▶ **Record set**
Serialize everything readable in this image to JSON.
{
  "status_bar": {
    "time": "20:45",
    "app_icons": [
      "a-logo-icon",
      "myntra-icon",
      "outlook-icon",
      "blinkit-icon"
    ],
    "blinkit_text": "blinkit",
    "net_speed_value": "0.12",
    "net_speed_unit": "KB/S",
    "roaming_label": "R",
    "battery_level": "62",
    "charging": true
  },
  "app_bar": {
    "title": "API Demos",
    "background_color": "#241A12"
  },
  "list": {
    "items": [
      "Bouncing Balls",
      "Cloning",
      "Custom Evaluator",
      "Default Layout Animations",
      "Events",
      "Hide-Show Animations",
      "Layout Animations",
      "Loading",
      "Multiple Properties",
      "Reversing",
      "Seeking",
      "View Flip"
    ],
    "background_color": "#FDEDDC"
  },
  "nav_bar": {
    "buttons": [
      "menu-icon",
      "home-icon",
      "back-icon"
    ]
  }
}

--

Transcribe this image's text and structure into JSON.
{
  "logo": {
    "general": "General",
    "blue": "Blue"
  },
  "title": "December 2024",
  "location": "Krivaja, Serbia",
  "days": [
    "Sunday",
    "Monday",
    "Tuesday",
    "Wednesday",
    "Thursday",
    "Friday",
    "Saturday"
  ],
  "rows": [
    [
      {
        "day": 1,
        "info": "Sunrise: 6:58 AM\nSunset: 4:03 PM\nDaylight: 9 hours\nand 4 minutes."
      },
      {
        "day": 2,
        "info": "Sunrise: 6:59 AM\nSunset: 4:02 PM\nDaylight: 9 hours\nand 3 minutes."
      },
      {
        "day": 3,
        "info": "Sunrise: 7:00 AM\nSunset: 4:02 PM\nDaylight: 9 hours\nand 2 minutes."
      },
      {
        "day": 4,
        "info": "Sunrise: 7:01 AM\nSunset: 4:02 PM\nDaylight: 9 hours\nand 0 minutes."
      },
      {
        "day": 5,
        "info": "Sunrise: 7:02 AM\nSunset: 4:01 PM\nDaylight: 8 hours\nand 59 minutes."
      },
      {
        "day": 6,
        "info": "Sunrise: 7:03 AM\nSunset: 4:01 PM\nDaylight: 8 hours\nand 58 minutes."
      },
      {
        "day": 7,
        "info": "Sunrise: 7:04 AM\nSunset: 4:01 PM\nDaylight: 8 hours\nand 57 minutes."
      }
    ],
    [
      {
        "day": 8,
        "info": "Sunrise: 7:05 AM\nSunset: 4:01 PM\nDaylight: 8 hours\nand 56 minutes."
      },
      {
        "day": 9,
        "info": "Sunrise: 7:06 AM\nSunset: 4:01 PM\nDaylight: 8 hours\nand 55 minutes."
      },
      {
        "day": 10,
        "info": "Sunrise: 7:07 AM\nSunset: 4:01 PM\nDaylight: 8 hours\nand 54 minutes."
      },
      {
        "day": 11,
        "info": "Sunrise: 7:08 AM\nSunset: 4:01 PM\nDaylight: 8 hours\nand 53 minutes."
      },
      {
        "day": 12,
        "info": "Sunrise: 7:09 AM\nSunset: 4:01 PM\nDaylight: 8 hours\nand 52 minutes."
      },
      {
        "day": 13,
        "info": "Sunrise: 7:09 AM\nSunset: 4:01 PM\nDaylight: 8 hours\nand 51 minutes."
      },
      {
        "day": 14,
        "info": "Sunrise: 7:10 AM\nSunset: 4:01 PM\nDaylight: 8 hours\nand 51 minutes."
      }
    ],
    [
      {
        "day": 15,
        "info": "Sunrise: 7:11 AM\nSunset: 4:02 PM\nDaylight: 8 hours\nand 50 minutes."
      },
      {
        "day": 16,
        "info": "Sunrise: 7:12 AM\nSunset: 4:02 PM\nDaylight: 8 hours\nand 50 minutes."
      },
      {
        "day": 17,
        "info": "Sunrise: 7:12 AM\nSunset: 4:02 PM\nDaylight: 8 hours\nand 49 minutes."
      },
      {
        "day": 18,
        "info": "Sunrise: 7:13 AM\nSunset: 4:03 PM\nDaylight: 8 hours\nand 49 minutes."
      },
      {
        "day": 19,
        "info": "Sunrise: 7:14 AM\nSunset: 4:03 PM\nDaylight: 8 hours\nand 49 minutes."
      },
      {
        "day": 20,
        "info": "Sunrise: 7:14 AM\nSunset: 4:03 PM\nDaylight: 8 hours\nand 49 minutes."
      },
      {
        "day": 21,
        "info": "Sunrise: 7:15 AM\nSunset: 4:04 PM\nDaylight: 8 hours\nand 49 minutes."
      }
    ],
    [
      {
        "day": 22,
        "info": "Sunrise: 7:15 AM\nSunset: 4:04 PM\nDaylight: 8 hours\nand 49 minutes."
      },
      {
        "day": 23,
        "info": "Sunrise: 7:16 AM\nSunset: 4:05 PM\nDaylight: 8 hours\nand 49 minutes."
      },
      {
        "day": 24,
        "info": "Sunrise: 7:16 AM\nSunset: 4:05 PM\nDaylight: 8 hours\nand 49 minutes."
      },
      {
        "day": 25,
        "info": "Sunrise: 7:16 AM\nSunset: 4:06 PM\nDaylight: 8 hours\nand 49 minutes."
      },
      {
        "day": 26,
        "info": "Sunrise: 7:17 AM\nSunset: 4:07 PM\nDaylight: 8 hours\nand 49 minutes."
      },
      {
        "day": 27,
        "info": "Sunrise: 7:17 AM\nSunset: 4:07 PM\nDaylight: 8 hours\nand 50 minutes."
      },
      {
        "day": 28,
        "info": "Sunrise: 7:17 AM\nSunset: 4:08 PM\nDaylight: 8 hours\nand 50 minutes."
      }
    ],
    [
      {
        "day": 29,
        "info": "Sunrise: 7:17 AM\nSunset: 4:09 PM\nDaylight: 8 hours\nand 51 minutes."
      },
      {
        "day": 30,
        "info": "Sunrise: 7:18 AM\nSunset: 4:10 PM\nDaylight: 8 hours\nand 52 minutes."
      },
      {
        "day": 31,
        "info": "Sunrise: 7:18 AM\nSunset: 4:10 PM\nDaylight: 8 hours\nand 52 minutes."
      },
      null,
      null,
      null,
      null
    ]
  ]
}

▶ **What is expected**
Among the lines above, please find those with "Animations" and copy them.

▶ **Problem solution**
      "Default Layout Animations",
      "Hide-Show Animations",
      "Layout Animations",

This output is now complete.